The same is true for transparency mode — an arguably much harder feat.
As I said earlier, we’re as likely to use our wireless headphones for Microsoft Teams meetings as we are to listen to the latest Olivia Rodrigo album, so it’s not enough for the audio to sound good to us — we need to sound good to our callers.
That means Sonos’ headphones must have enough microphones to capture our voices clearly while also blocking out unwanted external sounds.
They will also need to support Bluetooth Multipoint so we can be connected to two devices simultaneously.
With its Beam Gen 2, Arc, and Era 300 speakers, Sonos has proven that it understands the importance of spatial audio, whether it’s Dolby Atmos for shows and movies or Dolby Atmos Music for streaming music services.
Still, spatial audio for speakers is a very different thing than spatial audio for headphones. With headphones, complications abound: Do you use Dolby’s technology for binaural rendering or roll your own? Do you offer virtual spatial audio, which attempts to give any source of stereo a more immersive experience, or do you stick with just content created for Dolby Atmos or other 3D audio formats? Finally, do you include head tracking — a sensor-based technology that Apple has been heavily promoting on its AirPods and Beats family of wireless earbuds and headphones?

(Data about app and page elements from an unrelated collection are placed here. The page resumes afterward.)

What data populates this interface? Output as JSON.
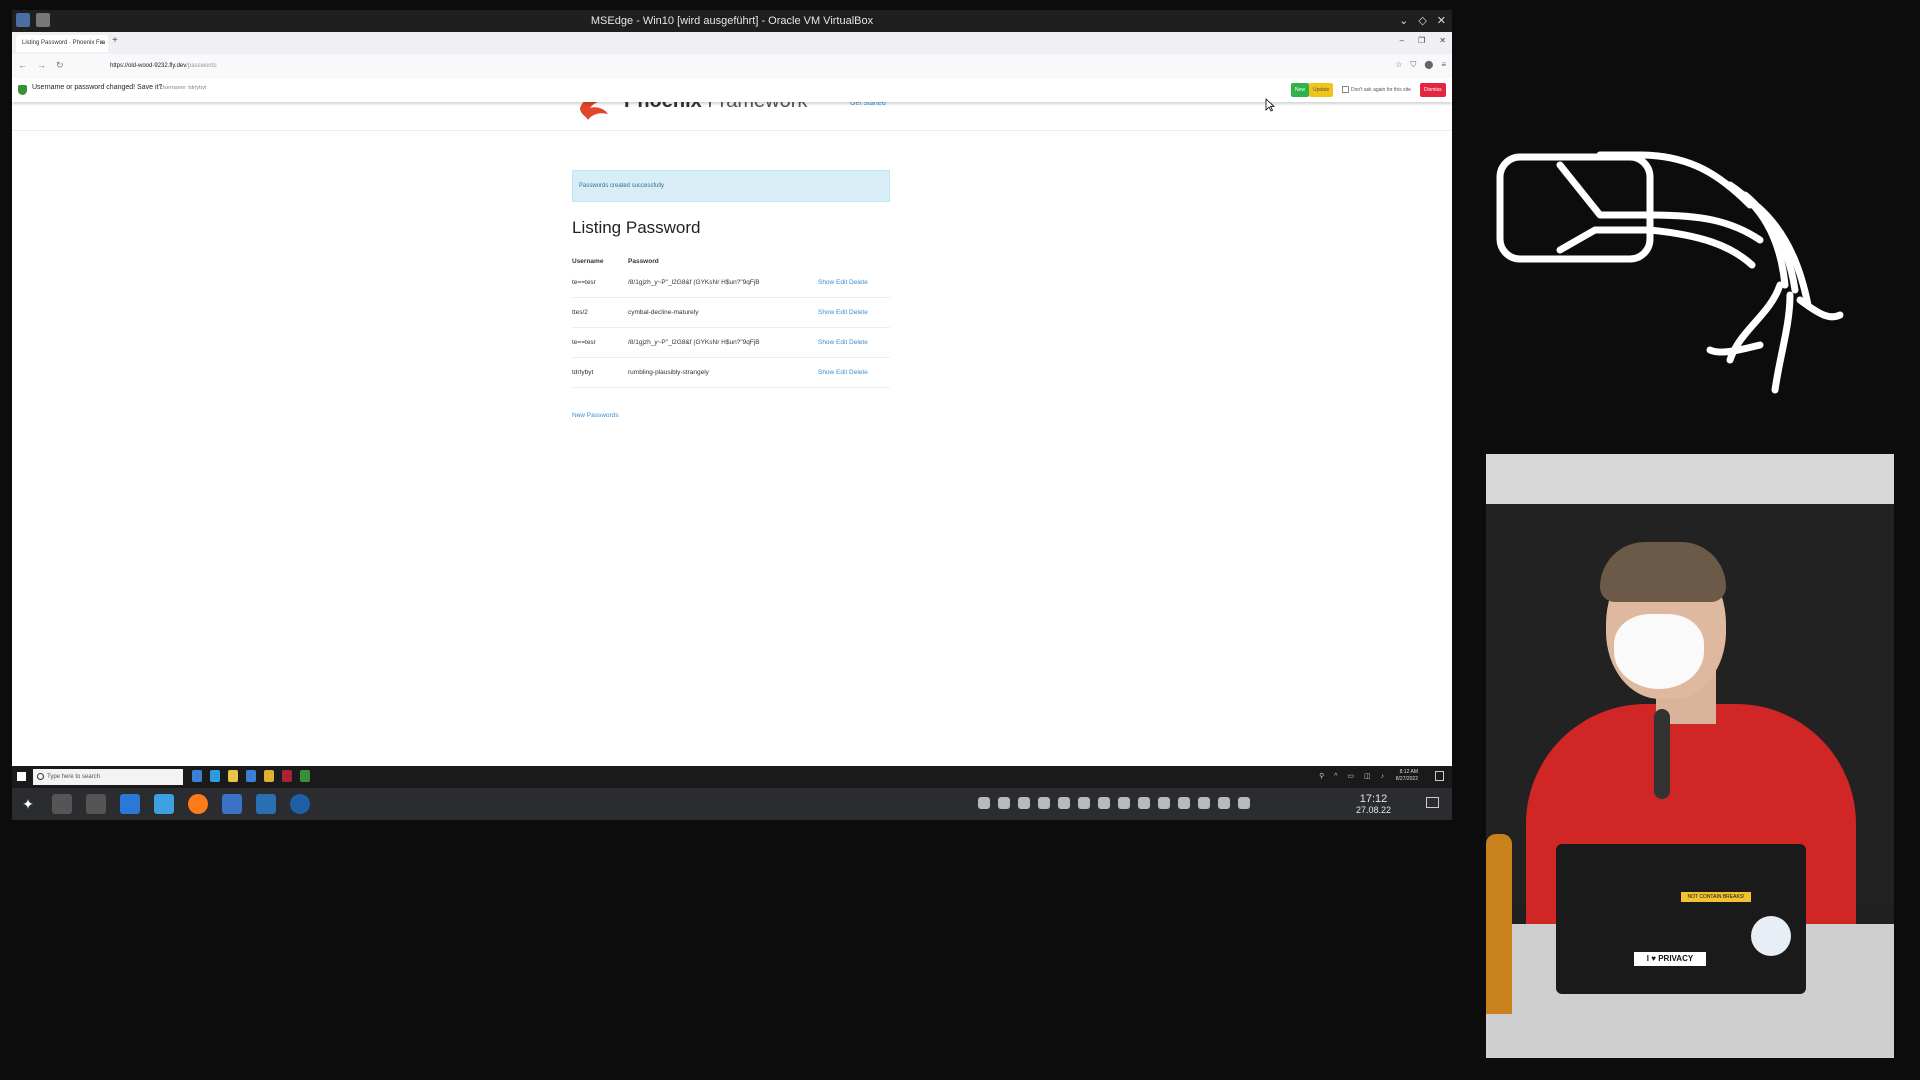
{
  "vbox": {
    "title": "MSEdge - Win10 [wird ausgeführt] - Oracle VM VirtualBox",
    "controls": [
      "⌄",
      "◇",
      "✕"
    ]
  },
  "browser": {
    "tab_title": "Listing Password · Phoenix Fra",
    "tab_close": "×",
    "new_tab": "+",
    "window_controls": [
      "–",
      "❐",
      "✕"
    ],
    "nav": [
      "←",
      "→",
      "↻"
    ],
    "url_host": "https://old-wood-9232.fly.dev",
    "url_path": "/passwords",
    "toolbar_icons": [
      "☆",
      "⛉",
      "⬤",
      "≡"
    ]
  },
  "password_bar": {
    "message": "Username or password changed! Save it?",
    "username": "Username: tdrtybyt",
    "new_label": "New",
    "update_label": "Update",
    "dont_ask_label": "Don't ask again for this site",
    "dismiss_label": "Dismiss"
  },
  "page": {
    "brand_bold": "Phoenix",
    "brand_light": " Framework",
    "get_started": "Get Started",
    "alert": "Passwords created successfully",
    "heading": "Listing Password",
    "columns": [
      "Username",
      "Password"
    ],
    "rows": [
      {
        "username": "te==tesr",
        "password": "/8/1gjzh_y~P\"_l2G8&f (GYKsNr H$un?\"9qFjB",
        "actions": "Show Edit Delete"
      },
      {
        "username": "ttes/2",
        "password": "cymbal-decline-maturely",
        "actions": "Show Edit Delete"
      },
      {
        "username": "te==tesr",
        "password": "/8/1gjzh_y~P\"_l2G8&f (GYKsNr H$un?\"9qFjB",
        "actions": "Show Edit Delete"
      },
      {
        "username": "tdrtybyt",
        "password": "rumbling-plausibly-strangely",
        "actions": "Show Edit Delete"
      }
    ],
    "new_link": "New Passwords"
  },
  "windows_taskbar": {
    "search_placeholder": "Type here to search",
    "tray_time": "8:12 AM",
    "tray_date": "8/27/2022"
  },
  "kde_panel": {
    "time": "17:12",
    "date": "27.08.22"
  },
  "speaker_stickers": {
    "privacy": "I ♥ PRIVACY",
    "yellow": "NOT CONTAIN BREAKS!"
  },
  "colors": {
    "link": "#3a8fd6",
    "alert_bg": "#d9edf7",
    "new_btn": "#2fb24a",
    "update_btn": "#f0c419",
    "dismiss_btn": "#e4253f",
    "phoenix_orange": "#e0462a"
  }
}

It’s surprisingly hard to get this right. Apple has chosen to work only with Dolby Atmos content (with and without head tracking) without virtual spatial audio. Depending on the source, it can sound great. Bose has taken the other route, letting you virtualize any audio into a 3D version, again with and without head tracking. It has also been successful.
Currently, if you have a Sonos soundbar like a Ray, Beam Gen 2, or Arc, you’ll get the best possible Dolby 5.1 or Dolby Atmos signal from your TV via HDMI or optical. If you want to share that sound with other Sonos speakers in your house, you can do that by grouping them.
However, your grouped speakers — even if they are also soundbars — will only get a downmixed, stereo version of the TV audio with no low-frequency channel (subwoofer) info.
That’s not going to fly with Sonos’ headphones. They must offer parity with the Apple AirPods Max, which can wirelessly sync with an Apple TV 4K, and get a fully head-tracked Dolby Atmos presentation of compatible content.
Moreover, if there are multiple Sonos headphones in one household, each needs to get this same high level of audio quality.
Sonos knows that battery life matters. One of the most impressive things it changed when it debuted the second-gen Sonos Move, was a more than doubling of the speaker’s stamina from 11 hours to 24 hours.
It’s that kind of thinking that Sonos will need to apply to its headphones. Wi-Fi is traditionally more power-hungry than Bluetooth, and with the additional demands of processors, sensors, and microphones, modern wireless cans can demand a lot of juice.
The Hed Unity — the first Wi-Fi headphones on the market — are a cautionary tale. Even when using Bluetooth alone, they’re only rated for about eight hours of use. That might be acceptable for headphones that are destined to stay home, but a set of travel-friendly cans will have to do far better.
- Sonos says new product (probably headphones) coming by October
- Sennheiser Accentum Plus aims at the middle ground between budget and baller
- JBL’s $200 Live 3 earbuds get the Tour Pro 2’s touchscreen charging case
- Master & Dynamic’s next luxury headphones can tell you when your brain need a break
- The most innovative headphones and earbuds of 2023